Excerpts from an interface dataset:
# # #

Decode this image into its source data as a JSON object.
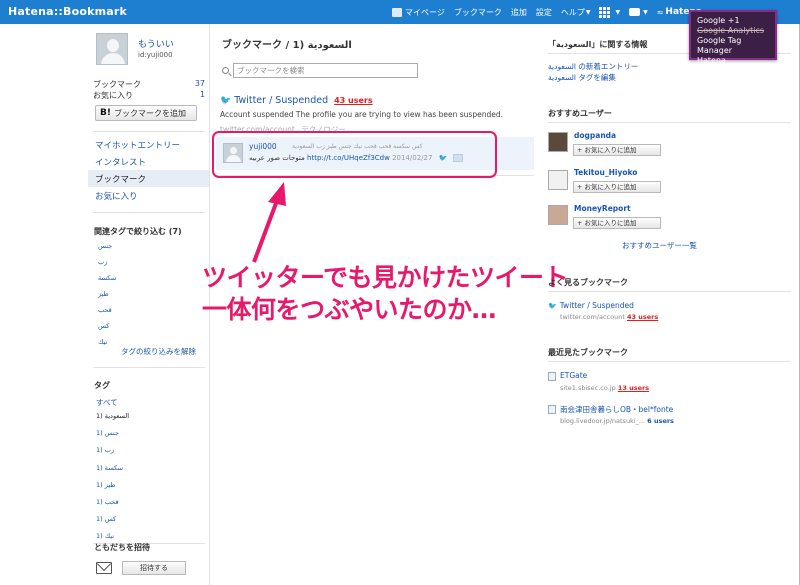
{
  "topbar": {
    "logo": "Hatena::Bookmark",
    "nav": [
      "マイページ",
      "ブックマーク",
      "追加",
      "設定",
      "ヘルプ"
    ],
    "brand": "Hatena"
  },
  "dropdown": {
    "items": [
      "Google +1",
      "Google Analytics",
      "Google Tag Manager",
      "Hatena"
    ]
  },
  "user": {
    "name": "もういい",
    "id": "id:yuji000",
    "bookmark_label": "ブックマーク",
    "bookmark_count": "37",
    "favorites_label": "お気に入り",
    "favorites_count": "1",
    "add_button": "ブックマークを追加",
    "add_button_prefix": "B!"
  },
  "left_nav": [
    "マイホットエントリー",
    "インタレスト",
    "ブックマーク",
    "お気に入り"
  ],
  "related_tags": {
    "heading": "関連タグで絞り込む (7)",
    "tags": [
      "جنس",
      "زب",
      "سكسة",
      "طيز",
      "قحب",
      "كس",
      "نيك"
    ],
    "more": "タグの絞り込みを解除"
  },
  "tags": {
    "heading": "タグ",
    "all": "すべて",
    "list": [
      "1) السعودية",
      "1) جنس",
      "1) زب",
      "1) سكسة",
      "1) طيز",
      "1) قحب",
      "1) كس",
      "1) نيك"
    ]
  },
  "invite": {
    "heading": "ともだちを招待",
    "button": "招待する"
  },
  "main": {
    "title": "ブックマーク / 1) السعودية",
    "search_placeholder": "ブックマークを検索",
    "entry": {
      "title": "Twitter / Suspended",
      "users": "43 users",
      "description": "Account suspended The profile you are trying to view has been suspended.",
      "domain": "twitter.com/account",
      "category": "テクノロジー"
    },
    "comment": {
      "user": "yuji000",
      "tags": "كس سكسة قحب قحب نيك جنس طيز زب السعودية",
      "text": "متوحات صور عربيه",
      "link": "http://t.co/UHqeZf3Cdw",
      "date": "2014/02/27"
    }
  },
  "annotation": {
    "line1": "ツイッターでも見かけたツイート",
    "line2": "一体何をつぶやいたのか…"
  },
  "right": {
    "related_heading": "「السعودية」に関する情報",
    "related_links": [
      "السعودية の新着エントリー",
      "السعودية タグを編集"
    ],
    "recommended_heading": "おすすめユーザー",
    "users": [
      {
        "name": "dogpanda",
        "button": "お気に入りに追加"
      },
      {
        "name": "Tekitou_Hiyoko",
        "button": "お気に入りに追加"
      },
      {
        "name": "MoneyReport",
        "button": "お気に入りに追加"
      }
    ],
    "recommended_more": "おすすめユーザー一覧",
    "frequent_heading": "よく見るブックマーク",
    "frequent": {
      "title": "Twitter / Suspended",
      "domain": "twitter.com/account",
      "users": "43 users"
    },
    "recent_heading": "最近見たブックマーク",
    "recent": [
      {
        "title": "ETGate",
        "domain": "site1.sbisec.co.jp",
        "users": "13 users"
      },
      {
        "title": "南会津田舎暮らしOB・bel*fonte",
        "domain": "blog.livedoor.jp/natsuki_...",
        "users": "6 users"
      }
    ]
  },
  "colors": {
    "topbar": "#1e7fd0",
    "accent": "#e8186b",
    "link": "#1a55b0",
    "users": "#e02020"
  }
}
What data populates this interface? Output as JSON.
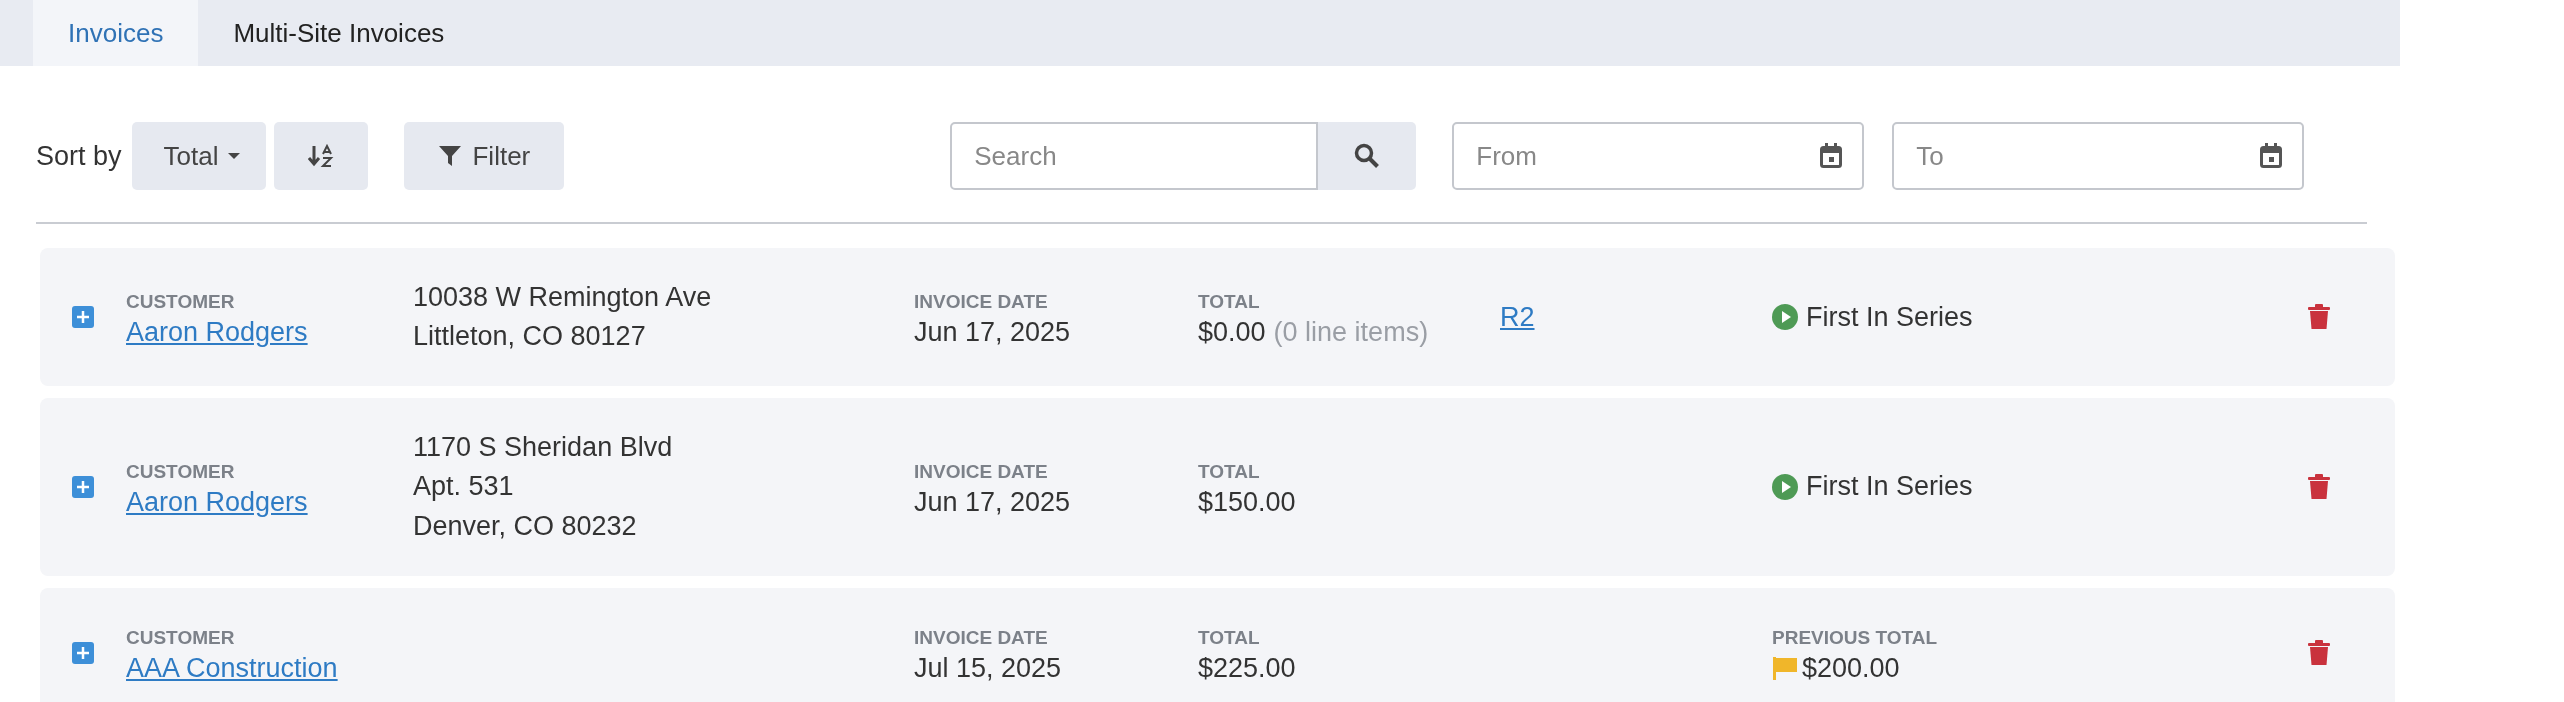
{
  "tabs": [
    {
      "label": "Invoices",
      "selected": true
    },
    {
      "label": "Multi-Site Invoices",
      "selected": false
    }
  ],
  "toolbar": {
    "sort_label": "Sort by",
    "sort_field": "Total",
    "filter_button": "Filter",
    "search": {
      "placeholder": "Search"
    },
    "from_date": {
      "placeholder": "From"
    },
    "to_date": {
      "placeholder": "To"
    }
  },
  "invoices": [
    {
      "customer_label": "CUSTOMER",
      "customer": "Aaron Rodgers",
      "address": [
        "10038 W Remington Ave",
        "Littleton, CO 80127"
      ],
      "date_label": "INVOICE DATE",
      "date": "Jun 17, 2025",
      "total_label": "TOTAL",
      "total": "$0.00",
      "line_items": "(0 line items)",
      "reference": "R2",
      "status": {
        "kind": "series",
        "text": "First In Series"
      }
    },
    {
      "customer_label": "CUSTOMER",
      "customer": "Aaron Rodgers",
      "address": [
        "1170 S Sheridan Blvd",
        "Apt. 531",
        "Denver, CO 80232"
      ],
      "date_label": "INVOICE DATE",
      "date": "Jun 17, 2025",
      "total_label": "TOTAL",
      "total": "$150.00",
      "status": {
        "kind": "series",
        "text": "First In Series"
      }
    },
    {
      "customer_label": "CUSTOMER",
      "customer": "AAA Construction",
      "date_label": "INVOICE DATE",
      "date": "Jul 15, 2025",
      "total_label": "TOTAL",
      "total": "$225.00",
      "status": {
        "kind": "previous_total",
        "label": "PREVIOUS TOTAL",
        "text": "$200.00"
      }
    }
  ]
}
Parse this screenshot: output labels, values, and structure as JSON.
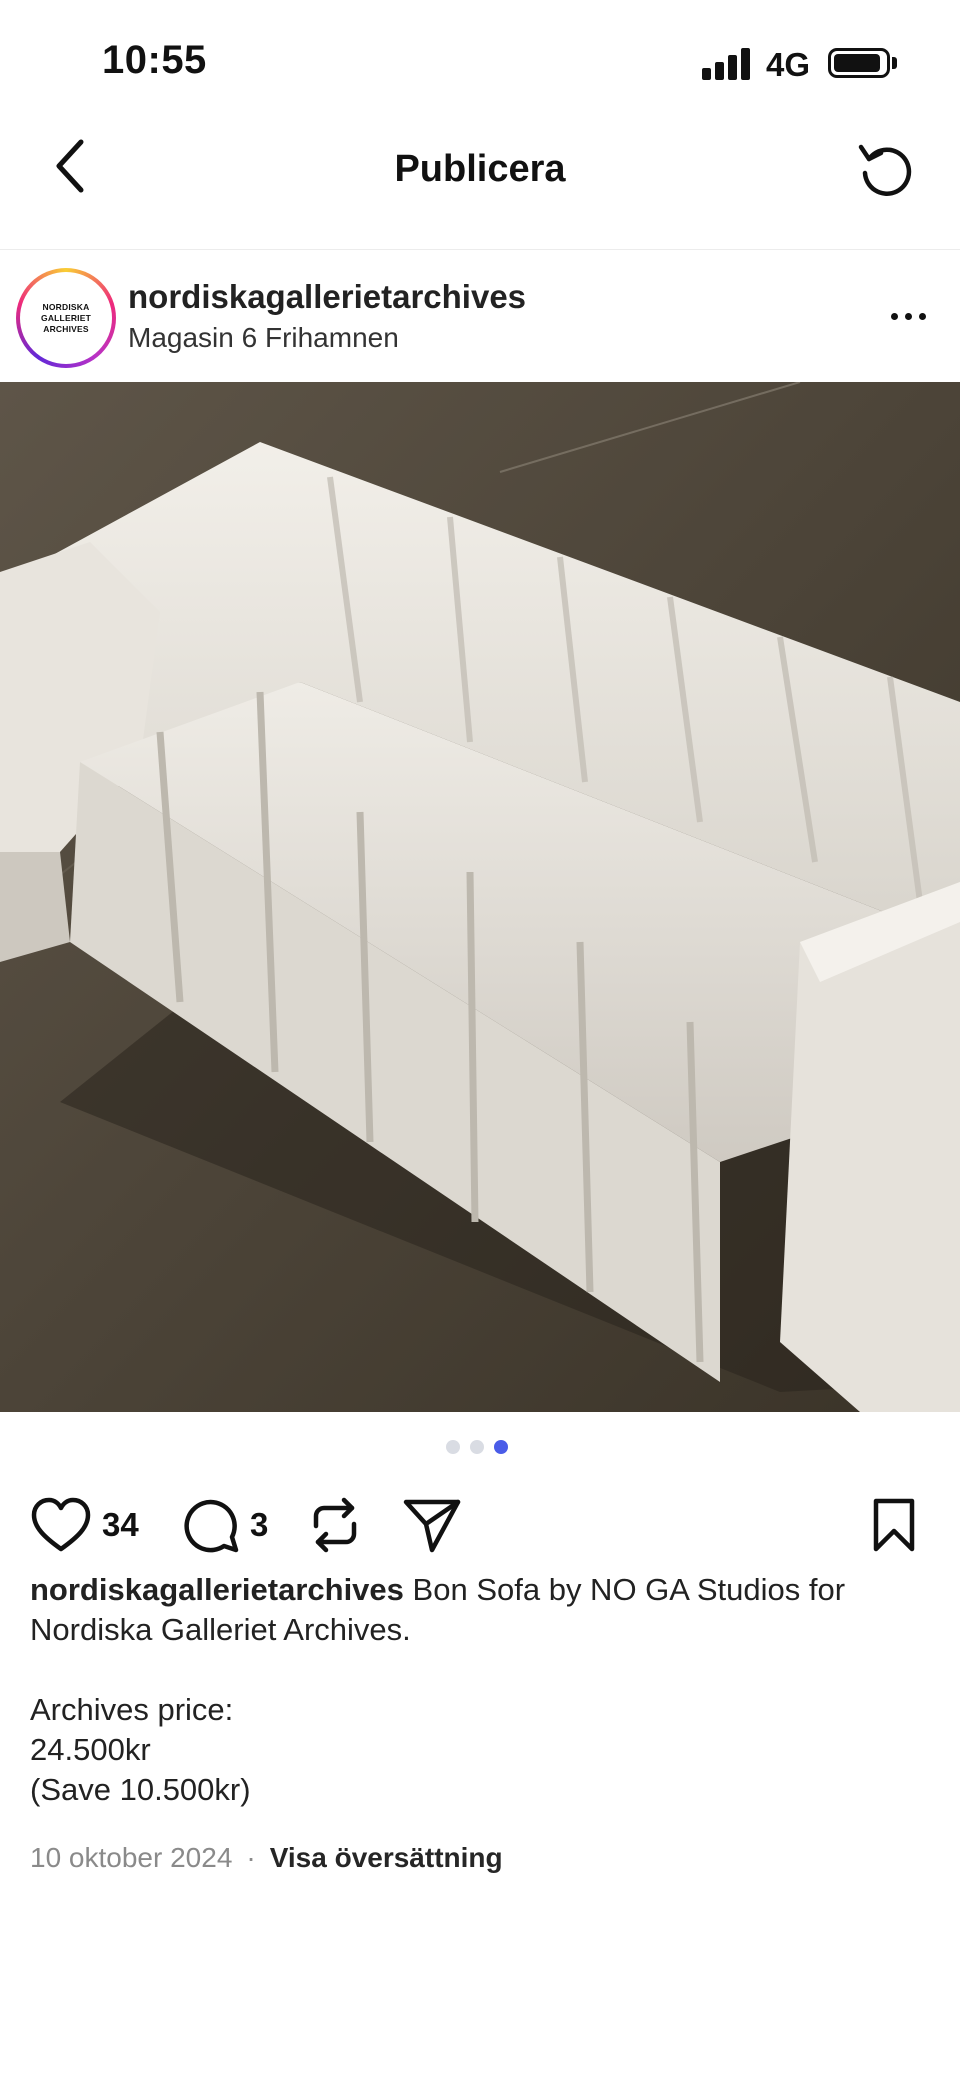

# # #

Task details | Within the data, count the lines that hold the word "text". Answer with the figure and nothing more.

Solution for this exercise | 4